**Task requirements**
Reproduce the listing that follows, unchanged and complete.

**Material provided**

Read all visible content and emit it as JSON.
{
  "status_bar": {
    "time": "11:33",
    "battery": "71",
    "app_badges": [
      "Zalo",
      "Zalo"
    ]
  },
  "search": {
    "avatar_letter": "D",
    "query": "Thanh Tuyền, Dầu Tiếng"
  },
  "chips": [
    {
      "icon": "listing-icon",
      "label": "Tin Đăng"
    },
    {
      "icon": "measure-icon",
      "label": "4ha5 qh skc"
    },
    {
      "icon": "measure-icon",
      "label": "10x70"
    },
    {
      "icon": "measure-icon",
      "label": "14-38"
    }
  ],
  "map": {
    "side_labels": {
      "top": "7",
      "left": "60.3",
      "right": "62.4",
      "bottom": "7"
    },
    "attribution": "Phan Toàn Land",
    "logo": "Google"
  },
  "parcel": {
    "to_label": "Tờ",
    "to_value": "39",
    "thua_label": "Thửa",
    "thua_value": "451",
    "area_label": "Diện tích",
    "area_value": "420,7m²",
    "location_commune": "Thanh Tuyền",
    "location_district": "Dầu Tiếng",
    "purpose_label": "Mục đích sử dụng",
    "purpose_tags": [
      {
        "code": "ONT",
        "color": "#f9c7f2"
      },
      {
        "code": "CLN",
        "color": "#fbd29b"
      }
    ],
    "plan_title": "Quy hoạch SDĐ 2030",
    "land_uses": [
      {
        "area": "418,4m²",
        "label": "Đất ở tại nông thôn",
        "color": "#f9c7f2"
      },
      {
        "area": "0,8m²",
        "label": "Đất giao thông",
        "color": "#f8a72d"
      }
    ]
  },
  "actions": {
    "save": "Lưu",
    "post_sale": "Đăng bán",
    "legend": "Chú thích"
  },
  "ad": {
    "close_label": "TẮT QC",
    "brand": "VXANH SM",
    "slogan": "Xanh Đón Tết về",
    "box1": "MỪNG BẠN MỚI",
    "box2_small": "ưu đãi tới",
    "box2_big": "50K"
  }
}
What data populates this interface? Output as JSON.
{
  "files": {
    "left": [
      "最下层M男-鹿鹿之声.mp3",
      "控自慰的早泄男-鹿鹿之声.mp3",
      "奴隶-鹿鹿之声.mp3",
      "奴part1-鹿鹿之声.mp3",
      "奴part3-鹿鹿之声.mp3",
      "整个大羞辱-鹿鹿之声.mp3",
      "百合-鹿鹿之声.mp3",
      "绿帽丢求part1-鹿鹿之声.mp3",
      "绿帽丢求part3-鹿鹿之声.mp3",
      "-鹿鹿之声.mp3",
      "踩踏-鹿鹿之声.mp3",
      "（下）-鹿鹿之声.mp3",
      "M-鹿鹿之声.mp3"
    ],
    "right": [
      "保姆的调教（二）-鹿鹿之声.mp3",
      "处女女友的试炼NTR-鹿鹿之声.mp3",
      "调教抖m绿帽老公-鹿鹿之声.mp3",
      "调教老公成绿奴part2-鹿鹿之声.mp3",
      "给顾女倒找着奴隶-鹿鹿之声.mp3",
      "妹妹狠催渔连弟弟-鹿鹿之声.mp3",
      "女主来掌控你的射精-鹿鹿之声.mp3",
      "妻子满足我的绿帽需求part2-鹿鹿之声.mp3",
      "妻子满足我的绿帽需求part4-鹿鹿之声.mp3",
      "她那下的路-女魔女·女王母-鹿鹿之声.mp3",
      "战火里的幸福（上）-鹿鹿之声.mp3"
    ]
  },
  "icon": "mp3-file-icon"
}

**Answer**
Read all visible content and emit it as JSON.
{
  "status_bar": {
    "time": "11:33",
    "battery": "71",
    "app_badges": [
      "Zalo",
      "Zalo"
    ]
  },
  "search": {
    "avatar_letter": "D",
    "query": "Thanh Tuyền, Dầu Tiếng"
  },
  "chips": [
    {
      "icon": "listing-icon",
      "label": "Tin Đăng"
    },
    {
      "icon": "measure-icon",
      "label": "4ha5 qh skc"
    },
    {
      "icon": "measure-icon",
      "label": "10x70"
    },
    {
      "icon": "measure-icon",
      "label": "14-38"
    }
  ],
  "map": {
    "side_labels": {
      "top": "7",
      "left": "60.3",
      "right": "62.4",
      "bottom": "7"
    },
    "attribution": "Phan Toàn Land",
    "logo": "Google"
  },
  "parcel": {
    "to_label": "Tờ",
    "to_value": "39",
    "thua_label": "Thửa",
    "thua_value": "451",
    "area_label": "Diện tích",
    "area_value": "420,7m²",
    "location_commune": "Thanh Tuyền",
    "location_district": "Dầu Tiếng",
    "purpose_label": "Mục đích sử dụng",
    "purpose_tags": [
      {
        "code": "ONT",
        "color": "#f9c7f2"
      },
      {
        "code": "CLN",
        "color": "#fbd29b"
      }
    ],
    "plan_title": "Quy hoạch SDĐ 2030",
    "land_uses": [
      {
        "area": "418,4m²",
        "label": "Đất ở tại nông thôn",
        "color": "#f9c7f2"
      },
      {
        "area": "0,8m²",
        "label": "Đất giao thông",
        "color": "#f8a72d"
      }
    ]
  },
  "actions": {
    "save": "Lưu",
    "post_sale": "Đăng bán",
    "legend": "Chú thích"
  },
  "ad": {
    "close_label": "TẮT QC",
    "brand": "VXANH SM",
    "slogan": "Xanh Đón Tết về",
    "box1": "MỪNG BẠN MỚI",
    "box2_small": "ưu đãi tới",
    "box2_big": "50K"
  }
}
What data populates this interface? Output as JSON.
{
  "files": {
    "left": [
      "最下层M男-鹿鹿之声.mp3",
      "控自慰的早泄男-鹿鹿之声.mp3",
      "奴隶-鹿鹿之声.mp3",
      "奴part1-鹿鹿之声.mp3",
      "奴part3-鹿鹿之声.mp3",
      "整个大羞辱-鹿鹿之声.mp3",
      "百合-鹿鹿之声.mp3",
      "绿帽丢求part1-鹿鹿之声.mp3",
      "绿帽丢求part3-鹿鹿之声.mp3",
      "-鹿鹿之声.mp3",
      "踩踏-鹿鹿之声.mp3",
      "（下）-鹿鹿之声.mp3",
      "M-鹿鹿之声.mp3"
    ],
    "right": [
      "保姆的调教（二）-鹿鹿之声.mp3",
      "处女女友的试炼NTR-鹿鹿之声.mp3",
      "调教抖m绿帽老公-鹿鹿之声.mp3",
      "调教老公成绿奴part2-鹿鹿之声.mp3",
      "给顾女倒找着奴隶-鹿鹿之声.mp3",
      "妹妹狠催渔连弟弟-鹿鹿之声.mp3",
      "女主来掌控你的射精-鹿鹿之声.mp3",
      "妻子满足我的绿帽需求part2-鹿鹿之声.mp3",
      "妻子满足我的绿帽需求part4-鹿鹿之声.mp3",
      "她那下的路-女魔女·女王母-鹿鹿之声.mp3",
      "战火里的幸福（上）-鹿鹿之声.mp3"
    ]
  },
  "icon": "mp3-file-icon"
}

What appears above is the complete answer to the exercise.